EXERCISE BRIEF: Where in the entries below does "kind" appear? Copy every line that has it.
──────── DATA UNDER STUDY ────────
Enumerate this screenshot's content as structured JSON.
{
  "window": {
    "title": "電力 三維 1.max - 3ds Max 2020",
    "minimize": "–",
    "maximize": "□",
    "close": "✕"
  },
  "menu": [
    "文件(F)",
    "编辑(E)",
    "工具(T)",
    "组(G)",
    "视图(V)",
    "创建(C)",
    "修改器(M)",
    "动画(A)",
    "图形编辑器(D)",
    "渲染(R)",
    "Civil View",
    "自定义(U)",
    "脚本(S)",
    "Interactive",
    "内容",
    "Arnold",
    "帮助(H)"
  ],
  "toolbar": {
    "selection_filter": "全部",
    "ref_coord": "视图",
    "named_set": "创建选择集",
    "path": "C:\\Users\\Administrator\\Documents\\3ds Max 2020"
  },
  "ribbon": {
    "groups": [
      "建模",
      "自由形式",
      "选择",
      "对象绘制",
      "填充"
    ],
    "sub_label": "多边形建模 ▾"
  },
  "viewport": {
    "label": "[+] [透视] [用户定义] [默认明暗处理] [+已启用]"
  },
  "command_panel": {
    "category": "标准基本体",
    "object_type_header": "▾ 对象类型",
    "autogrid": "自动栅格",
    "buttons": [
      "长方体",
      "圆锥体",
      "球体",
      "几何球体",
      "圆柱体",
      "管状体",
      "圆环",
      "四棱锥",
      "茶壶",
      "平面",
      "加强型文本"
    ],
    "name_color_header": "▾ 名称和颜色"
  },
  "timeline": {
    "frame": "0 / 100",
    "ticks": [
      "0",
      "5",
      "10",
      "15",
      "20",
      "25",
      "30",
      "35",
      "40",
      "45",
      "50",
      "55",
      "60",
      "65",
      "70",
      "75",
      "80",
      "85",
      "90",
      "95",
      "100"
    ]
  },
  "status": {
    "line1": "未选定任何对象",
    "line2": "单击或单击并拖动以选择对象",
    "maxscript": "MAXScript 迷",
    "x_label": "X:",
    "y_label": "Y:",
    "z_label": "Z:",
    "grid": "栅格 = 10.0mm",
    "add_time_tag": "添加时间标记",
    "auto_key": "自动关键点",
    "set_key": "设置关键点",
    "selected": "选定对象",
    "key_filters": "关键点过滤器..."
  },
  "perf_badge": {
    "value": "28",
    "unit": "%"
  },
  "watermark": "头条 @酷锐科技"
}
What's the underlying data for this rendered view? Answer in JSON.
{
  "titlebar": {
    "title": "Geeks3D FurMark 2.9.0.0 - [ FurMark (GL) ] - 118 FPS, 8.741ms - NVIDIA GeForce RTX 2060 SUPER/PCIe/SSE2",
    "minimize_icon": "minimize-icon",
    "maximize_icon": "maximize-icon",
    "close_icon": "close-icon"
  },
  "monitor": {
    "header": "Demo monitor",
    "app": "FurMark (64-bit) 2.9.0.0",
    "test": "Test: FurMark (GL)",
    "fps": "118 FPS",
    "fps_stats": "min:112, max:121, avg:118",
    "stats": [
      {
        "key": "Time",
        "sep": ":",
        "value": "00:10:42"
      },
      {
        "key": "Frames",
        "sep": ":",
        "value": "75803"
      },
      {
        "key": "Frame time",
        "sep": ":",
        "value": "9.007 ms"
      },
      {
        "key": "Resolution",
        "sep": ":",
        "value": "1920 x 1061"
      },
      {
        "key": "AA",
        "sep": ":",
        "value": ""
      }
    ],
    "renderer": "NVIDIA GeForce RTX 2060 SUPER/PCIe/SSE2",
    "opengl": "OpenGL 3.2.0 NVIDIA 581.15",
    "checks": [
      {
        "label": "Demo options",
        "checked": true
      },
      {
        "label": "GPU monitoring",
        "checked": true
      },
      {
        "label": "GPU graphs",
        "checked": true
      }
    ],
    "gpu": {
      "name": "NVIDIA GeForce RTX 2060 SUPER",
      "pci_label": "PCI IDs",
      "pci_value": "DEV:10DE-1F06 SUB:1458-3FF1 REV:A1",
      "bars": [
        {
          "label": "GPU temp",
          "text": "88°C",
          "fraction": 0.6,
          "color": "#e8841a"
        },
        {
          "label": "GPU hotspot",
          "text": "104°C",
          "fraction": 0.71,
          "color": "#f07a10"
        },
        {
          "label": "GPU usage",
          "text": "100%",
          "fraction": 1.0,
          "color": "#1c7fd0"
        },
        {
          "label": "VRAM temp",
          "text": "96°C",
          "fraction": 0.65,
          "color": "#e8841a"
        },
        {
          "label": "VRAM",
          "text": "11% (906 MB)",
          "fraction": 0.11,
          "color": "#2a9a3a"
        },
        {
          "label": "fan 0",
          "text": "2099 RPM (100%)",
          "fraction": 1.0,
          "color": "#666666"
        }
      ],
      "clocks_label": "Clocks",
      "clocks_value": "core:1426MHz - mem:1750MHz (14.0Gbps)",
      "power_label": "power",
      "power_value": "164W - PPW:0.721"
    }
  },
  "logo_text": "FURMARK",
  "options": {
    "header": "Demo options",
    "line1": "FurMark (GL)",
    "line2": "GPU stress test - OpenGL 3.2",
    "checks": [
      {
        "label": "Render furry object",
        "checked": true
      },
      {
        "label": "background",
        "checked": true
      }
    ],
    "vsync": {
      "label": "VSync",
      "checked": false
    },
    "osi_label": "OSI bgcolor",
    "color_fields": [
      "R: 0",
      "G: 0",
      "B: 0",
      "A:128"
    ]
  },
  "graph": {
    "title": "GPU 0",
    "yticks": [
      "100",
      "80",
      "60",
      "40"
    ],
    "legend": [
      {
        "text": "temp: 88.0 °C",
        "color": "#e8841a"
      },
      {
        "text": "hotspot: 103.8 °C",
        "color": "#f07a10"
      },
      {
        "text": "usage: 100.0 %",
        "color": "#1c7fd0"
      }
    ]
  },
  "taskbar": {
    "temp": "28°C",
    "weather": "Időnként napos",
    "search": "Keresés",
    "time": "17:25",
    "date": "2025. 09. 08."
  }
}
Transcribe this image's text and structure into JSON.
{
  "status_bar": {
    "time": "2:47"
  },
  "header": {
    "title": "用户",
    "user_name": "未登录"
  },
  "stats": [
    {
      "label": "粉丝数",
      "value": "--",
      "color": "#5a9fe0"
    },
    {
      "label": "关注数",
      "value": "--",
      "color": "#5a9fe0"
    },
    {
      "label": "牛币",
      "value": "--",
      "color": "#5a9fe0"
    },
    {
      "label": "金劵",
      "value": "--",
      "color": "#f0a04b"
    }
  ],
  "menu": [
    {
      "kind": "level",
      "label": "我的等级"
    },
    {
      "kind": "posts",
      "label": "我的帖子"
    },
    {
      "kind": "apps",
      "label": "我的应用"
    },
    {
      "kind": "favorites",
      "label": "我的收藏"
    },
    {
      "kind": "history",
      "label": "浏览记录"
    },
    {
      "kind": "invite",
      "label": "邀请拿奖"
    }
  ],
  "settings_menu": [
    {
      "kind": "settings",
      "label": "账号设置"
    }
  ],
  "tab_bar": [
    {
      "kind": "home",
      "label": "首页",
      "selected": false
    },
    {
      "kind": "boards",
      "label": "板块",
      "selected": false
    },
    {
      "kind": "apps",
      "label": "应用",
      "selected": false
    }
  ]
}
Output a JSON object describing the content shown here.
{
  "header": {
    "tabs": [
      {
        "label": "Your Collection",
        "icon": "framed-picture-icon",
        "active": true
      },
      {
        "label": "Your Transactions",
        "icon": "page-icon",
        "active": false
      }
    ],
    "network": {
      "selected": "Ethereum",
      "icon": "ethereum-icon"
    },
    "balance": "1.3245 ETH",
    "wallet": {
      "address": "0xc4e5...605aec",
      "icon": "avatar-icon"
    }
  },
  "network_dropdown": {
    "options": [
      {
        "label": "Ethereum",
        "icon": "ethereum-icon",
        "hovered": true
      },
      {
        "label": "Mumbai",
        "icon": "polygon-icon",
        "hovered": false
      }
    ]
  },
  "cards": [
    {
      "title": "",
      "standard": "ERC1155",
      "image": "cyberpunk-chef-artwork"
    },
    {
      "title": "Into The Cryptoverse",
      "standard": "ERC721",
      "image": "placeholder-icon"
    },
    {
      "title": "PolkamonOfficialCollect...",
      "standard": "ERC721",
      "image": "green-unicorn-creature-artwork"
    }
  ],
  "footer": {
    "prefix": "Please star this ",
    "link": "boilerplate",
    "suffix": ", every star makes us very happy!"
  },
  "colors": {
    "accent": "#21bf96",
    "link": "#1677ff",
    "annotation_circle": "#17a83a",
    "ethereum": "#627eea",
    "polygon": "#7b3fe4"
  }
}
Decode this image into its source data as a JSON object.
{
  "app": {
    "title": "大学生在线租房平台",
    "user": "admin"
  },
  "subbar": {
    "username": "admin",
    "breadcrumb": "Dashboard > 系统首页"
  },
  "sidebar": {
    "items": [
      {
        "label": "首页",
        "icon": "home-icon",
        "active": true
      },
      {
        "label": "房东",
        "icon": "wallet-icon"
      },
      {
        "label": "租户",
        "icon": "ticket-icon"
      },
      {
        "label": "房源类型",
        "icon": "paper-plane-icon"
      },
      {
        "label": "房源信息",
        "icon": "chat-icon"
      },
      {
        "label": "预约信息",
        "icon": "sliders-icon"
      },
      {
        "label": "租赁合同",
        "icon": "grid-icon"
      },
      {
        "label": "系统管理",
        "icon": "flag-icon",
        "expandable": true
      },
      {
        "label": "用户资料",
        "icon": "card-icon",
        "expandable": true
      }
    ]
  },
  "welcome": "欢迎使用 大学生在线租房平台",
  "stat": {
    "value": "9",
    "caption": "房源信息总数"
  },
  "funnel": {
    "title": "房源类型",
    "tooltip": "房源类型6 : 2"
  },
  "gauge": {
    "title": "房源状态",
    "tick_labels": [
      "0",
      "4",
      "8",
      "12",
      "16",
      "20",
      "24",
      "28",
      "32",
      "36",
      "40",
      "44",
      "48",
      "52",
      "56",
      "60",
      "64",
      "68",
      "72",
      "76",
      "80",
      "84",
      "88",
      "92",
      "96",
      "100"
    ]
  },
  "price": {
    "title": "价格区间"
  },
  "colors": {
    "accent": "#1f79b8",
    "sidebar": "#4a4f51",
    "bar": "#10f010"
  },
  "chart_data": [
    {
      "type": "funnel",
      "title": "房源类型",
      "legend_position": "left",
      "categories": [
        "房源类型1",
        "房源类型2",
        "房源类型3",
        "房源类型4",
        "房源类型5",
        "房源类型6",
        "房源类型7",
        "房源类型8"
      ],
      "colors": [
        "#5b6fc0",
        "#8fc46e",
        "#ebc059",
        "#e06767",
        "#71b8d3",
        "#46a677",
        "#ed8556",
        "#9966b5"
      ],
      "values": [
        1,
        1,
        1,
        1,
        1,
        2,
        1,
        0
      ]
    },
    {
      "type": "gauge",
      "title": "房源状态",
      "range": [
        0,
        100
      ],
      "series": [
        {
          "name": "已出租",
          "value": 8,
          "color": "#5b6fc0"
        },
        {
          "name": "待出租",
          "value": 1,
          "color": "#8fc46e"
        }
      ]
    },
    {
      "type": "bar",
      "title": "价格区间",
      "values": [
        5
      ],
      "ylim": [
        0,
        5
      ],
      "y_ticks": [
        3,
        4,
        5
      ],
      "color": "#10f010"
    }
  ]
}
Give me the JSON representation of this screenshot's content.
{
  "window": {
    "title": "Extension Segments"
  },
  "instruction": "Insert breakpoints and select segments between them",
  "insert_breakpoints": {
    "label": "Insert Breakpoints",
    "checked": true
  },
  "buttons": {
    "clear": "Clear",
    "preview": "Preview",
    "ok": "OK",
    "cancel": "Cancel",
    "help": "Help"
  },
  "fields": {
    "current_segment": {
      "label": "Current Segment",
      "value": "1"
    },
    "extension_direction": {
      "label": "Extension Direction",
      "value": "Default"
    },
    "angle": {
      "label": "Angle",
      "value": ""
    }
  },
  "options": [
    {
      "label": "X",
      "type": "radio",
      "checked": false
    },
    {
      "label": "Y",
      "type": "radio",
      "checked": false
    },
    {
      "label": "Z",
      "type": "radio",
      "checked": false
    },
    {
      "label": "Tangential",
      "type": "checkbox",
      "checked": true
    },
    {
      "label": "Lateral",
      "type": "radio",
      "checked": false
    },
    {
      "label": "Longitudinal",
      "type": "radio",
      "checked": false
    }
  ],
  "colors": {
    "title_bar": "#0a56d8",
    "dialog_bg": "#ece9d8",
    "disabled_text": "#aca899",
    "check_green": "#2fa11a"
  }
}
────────
RESULT OF THIS TASK:
      "kind": "level",
      "kind": "posts",
      "kind": "apps",
      "kind": "favorites",
      "kind": "history",
      "kind": "invite",
      "kind": "settings",
      "kind": "home",
      "kind": "boards",
      "kind": "apps",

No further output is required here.